No visit to the Amalfi Coast is complete without a visit to its jewel, Positano. To get there (without a car which isn’t necessary) you can take the train to Naples, then the Circumvesuviana, a small local train to Sorrento, then a bus which gives an amazing view of the spectacular coastline. Then its a walk down hill towards the water. I’ve stayed in a little apartment overlooking the beach. Each day was spent exploring the coast, tripping around on a boat to Capri to Amalfi, a bus to Pompeii, walking in the lemon groves, a bus up to Ravello and countless lemoncello and gelati!
Lerici is where the Italians holiday – especially those from Milan, so perfect for practicing Italian speaking. It’s in Liguria on the gorgeous Golf dei Poeti and has flown under the radar of international tourists who flock to the Cinque Terre. I’ve stayed in both places and must say I love Lerici – but had the advantage of a week’s stay. If only allowing a few days then probably stay on the Cinque Terre (see next post).
Lerici has a medieval castle overlooking its beautiful bay and 3 kilometer promenade leading to San Terenza another lovely town with a white sandy beach. On the ferry its a lovely day to visit the 5 towns of the Cinque terre, the lovely town of Portovenere and the little island of Palmaria a great place for a swim and lunch away from the crowds.
Cinque Terre: Which of the 5 villages?
The Cinque Terre has had lots of attention – with good reason. The 5 colourful little villages are clinging to the cliff face and look gorgeous from the water. You can explore them by boat or by walking and climbing the clifftop path which connects the villages. I’ve stayed in the largest of the villages – Monterrosso – which has an old town and a new town and is easy to get to by train. My favourite village is probably Vernazza with its cute little coloured houses. If staying in Vernazza try and get by the water. Its crowded and you need to be looking at the water.
An ancient town high on a hill looking towards the sea on one side and Mt Etna on the other, Taormina is romantic , sophisticated and a great people watching place. I’ve been twice and loved it both times. With its Saracen castle and amazing Greek amphitheatre, which hosted a children ballet show the day we were there, Taormina is a great stop for few days. The passegiata along the main Corso is a must, the Sicilian tile shops, the park with sculptures overlooking the sea, the gelati, the steep climb up to the next town (Castelmola), the funicular ride down to the beach, the stunning grilled fish. A great place to stay in Sicily (though I loved Ortiga, Noto and Ragusa as well!)
Urbino to Mercatello: Finding Le Marche
My first language school was in Urbino. I arrived on my own and stayed a few steps from the little piazza. I had a week alone in a lovely little Italian house while I attended language school and made some lovely friends in the little village with its mini La Scala teatro. The following week was in the even smaller Mercatello where friends own a house . Very old, no bakery shop, no English spoken but a rustic charm.

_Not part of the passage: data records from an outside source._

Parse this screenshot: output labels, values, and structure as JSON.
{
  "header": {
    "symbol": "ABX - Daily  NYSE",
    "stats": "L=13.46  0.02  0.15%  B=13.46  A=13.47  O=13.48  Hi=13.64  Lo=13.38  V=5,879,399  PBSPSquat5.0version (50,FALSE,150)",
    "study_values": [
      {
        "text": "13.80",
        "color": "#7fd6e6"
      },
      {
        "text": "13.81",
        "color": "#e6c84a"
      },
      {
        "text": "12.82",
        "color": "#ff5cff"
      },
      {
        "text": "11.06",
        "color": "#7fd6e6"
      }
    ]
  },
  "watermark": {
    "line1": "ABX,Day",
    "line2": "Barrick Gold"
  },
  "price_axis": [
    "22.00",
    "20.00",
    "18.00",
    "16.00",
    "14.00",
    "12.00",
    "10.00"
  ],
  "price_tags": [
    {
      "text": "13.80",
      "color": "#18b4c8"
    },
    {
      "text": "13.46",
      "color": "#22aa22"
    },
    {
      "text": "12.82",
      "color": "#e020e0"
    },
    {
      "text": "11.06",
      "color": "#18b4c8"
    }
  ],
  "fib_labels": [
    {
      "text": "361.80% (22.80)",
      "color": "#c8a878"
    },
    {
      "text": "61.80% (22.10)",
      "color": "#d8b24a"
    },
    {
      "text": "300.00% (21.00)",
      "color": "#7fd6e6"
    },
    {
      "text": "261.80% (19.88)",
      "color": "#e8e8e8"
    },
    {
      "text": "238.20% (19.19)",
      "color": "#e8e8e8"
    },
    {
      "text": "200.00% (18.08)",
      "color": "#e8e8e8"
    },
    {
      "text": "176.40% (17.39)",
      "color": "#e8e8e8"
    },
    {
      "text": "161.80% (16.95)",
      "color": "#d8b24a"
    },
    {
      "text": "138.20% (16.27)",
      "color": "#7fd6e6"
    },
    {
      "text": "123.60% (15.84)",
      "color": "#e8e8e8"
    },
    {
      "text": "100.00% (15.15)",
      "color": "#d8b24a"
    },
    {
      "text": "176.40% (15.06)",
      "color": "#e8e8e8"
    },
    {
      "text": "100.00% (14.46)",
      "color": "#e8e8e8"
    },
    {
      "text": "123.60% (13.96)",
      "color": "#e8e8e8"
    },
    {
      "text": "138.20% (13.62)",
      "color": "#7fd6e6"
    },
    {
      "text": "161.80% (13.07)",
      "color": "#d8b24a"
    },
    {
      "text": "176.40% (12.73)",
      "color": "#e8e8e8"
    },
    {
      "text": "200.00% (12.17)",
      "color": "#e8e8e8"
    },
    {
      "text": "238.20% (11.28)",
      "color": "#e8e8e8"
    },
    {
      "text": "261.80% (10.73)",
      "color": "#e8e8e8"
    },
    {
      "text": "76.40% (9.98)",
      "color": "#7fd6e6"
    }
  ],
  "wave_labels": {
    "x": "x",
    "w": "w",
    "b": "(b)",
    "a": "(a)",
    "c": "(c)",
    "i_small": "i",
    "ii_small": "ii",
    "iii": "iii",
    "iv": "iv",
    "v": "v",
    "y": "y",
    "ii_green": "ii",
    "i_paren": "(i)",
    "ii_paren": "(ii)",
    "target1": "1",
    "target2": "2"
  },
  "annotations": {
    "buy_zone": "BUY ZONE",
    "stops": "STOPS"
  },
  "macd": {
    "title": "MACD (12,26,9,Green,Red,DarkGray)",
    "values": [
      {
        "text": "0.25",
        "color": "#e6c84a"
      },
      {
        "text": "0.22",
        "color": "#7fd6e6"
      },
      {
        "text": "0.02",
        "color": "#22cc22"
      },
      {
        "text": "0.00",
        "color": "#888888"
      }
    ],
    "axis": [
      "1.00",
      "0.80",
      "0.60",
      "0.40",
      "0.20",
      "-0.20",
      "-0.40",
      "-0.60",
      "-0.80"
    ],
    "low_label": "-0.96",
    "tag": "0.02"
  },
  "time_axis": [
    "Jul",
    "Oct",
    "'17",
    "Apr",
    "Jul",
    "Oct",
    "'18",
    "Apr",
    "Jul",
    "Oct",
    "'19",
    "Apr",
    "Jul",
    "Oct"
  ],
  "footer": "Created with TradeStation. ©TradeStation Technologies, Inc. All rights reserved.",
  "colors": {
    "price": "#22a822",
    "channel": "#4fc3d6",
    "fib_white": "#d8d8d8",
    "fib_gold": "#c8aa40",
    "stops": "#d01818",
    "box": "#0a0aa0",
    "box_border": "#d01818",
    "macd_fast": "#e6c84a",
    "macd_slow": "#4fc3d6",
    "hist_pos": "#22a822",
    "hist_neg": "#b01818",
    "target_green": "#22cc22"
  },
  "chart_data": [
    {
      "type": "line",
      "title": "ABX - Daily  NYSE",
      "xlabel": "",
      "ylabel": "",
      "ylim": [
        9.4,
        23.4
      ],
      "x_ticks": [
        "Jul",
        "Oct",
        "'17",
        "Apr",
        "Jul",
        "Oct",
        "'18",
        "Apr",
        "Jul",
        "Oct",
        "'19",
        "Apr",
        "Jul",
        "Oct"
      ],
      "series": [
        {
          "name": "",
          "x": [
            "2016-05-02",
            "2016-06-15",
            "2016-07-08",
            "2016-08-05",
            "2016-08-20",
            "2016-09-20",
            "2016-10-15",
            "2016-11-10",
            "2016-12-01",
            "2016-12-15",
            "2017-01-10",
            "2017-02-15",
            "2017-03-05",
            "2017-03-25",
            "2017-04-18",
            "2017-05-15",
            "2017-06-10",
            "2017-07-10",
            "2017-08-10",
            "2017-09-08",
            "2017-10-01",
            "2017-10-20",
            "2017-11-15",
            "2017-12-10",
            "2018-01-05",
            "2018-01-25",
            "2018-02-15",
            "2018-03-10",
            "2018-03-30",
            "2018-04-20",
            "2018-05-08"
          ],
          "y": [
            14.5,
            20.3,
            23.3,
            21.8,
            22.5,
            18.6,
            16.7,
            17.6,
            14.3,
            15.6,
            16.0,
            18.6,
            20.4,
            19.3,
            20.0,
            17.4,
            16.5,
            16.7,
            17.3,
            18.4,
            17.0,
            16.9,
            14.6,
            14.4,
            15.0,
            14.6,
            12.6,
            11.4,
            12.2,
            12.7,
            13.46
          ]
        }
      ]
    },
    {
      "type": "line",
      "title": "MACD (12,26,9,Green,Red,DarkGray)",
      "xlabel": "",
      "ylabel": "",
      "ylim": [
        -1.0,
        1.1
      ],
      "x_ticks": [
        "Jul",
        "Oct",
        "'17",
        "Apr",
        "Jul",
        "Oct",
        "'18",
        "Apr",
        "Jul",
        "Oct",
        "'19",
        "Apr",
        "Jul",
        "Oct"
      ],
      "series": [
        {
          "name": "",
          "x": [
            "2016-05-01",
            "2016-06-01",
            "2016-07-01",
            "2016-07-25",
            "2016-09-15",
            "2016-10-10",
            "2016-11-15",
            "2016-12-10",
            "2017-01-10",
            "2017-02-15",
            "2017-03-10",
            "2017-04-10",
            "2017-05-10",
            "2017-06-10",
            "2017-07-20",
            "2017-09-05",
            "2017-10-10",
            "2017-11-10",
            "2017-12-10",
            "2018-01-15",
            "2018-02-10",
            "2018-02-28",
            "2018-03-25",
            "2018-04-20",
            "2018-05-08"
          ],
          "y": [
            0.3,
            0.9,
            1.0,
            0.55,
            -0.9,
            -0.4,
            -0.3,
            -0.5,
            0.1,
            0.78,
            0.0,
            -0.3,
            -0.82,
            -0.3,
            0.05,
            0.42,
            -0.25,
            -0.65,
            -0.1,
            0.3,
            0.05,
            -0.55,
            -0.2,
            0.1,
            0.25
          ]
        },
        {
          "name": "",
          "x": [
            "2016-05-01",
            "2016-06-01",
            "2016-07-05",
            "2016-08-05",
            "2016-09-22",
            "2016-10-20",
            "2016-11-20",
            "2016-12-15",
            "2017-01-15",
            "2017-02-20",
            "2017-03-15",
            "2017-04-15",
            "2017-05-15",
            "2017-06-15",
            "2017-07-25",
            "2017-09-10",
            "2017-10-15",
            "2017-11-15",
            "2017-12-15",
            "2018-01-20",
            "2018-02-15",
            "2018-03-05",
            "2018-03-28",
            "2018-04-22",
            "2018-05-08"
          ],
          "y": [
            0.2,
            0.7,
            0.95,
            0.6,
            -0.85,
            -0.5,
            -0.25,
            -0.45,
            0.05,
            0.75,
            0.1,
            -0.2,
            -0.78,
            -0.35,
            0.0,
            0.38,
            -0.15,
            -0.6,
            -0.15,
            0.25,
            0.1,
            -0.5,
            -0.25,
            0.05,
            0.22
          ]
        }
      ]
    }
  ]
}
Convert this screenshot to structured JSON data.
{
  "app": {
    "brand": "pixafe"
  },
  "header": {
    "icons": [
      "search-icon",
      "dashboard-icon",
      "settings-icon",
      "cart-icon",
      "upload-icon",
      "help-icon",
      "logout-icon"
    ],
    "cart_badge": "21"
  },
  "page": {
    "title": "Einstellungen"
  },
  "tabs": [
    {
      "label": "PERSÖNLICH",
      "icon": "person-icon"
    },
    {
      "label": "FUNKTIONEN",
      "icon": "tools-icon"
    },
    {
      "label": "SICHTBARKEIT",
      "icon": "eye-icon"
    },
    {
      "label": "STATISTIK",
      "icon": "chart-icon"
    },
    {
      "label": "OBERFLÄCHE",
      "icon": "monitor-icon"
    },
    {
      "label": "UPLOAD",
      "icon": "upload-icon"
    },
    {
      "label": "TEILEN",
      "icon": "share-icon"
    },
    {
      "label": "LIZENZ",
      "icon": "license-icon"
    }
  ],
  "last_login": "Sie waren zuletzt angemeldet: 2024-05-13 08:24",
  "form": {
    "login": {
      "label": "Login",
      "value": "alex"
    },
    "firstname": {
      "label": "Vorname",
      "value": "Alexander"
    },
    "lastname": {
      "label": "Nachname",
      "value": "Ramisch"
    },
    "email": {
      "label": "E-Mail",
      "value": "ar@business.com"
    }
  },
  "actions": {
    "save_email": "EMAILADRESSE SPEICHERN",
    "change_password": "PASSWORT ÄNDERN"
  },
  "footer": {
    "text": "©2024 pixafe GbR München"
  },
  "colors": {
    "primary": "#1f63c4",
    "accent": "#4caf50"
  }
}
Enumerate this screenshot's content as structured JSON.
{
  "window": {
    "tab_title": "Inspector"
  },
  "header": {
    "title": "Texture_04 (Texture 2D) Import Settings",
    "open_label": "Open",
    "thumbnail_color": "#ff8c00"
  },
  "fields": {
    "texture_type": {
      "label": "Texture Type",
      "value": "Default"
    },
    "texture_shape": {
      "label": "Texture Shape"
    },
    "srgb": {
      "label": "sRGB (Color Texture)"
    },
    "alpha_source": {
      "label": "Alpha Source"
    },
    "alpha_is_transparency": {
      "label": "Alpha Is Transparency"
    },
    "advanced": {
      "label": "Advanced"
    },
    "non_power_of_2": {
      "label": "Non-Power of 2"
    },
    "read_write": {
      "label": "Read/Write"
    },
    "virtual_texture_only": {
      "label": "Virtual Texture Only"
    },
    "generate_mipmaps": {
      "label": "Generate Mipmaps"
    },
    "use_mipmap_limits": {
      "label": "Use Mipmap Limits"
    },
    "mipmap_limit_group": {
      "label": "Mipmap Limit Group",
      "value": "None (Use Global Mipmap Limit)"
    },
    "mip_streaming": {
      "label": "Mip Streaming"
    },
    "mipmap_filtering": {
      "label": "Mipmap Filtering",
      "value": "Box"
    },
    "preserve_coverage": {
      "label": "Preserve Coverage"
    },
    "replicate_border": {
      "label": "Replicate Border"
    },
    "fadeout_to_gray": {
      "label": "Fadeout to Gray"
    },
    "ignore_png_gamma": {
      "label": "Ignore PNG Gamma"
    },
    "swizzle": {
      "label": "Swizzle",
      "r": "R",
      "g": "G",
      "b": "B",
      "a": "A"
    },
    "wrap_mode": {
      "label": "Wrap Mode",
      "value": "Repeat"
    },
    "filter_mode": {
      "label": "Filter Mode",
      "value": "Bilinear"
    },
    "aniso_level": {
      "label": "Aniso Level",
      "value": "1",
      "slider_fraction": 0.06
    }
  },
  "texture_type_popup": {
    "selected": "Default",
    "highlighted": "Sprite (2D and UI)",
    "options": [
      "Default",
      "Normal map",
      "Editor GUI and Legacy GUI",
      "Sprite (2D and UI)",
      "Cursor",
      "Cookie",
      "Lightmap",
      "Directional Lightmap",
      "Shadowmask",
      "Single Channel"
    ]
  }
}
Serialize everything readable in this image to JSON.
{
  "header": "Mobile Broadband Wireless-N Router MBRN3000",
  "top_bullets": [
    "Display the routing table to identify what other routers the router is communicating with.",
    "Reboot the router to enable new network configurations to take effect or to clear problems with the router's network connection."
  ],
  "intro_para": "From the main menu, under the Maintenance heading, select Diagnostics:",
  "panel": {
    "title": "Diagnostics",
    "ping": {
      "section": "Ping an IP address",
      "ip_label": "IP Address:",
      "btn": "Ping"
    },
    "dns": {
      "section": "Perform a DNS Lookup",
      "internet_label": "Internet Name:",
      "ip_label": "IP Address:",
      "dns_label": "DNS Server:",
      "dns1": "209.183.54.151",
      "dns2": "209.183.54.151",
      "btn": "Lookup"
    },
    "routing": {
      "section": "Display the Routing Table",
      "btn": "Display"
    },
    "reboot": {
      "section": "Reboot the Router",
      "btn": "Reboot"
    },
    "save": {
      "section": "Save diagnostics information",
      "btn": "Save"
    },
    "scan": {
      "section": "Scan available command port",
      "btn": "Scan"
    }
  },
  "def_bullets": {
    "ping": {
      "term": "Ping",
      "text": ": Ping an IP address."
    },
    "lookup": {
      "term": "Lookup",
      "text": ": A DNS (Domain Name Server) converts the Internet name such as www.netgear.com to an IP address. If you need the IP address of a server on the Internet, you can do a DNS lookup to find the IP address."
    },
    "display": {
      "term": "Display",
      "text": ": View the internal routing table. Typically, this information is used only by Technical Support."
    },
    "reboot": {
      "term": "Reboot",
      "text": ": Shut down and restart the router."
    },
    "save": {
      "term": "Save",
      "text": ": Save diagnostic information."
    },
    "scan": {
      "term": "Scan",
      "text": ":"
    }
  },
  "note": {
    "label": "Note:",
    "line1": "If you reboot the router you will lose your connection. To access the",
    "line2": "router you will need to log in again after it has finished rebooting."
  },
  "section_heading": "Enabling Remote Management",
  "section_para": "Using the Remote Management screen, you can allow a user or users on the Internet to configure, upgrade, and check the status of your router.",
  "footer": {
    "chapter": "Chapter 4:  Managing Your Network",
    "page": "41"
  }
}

Good base for trips to San Marino, Arrezo, and Urbania with its amazing church and art.
Oh dear. I’m up to 10!
I must mention:
San Remo – the city of flowers in Ligura
Cortona (who hasn’t read Frances Mayes’ Under the Tuscan Sun….)
La Maddelena in Sardinia – our first swim trek week spent here in its crystal waters.
Pisa: Got to climb that leaning tower.
I could go on but that would detract from my top 10!
Enjoy and Please tell me in the comments where you love to visit in Italy.💕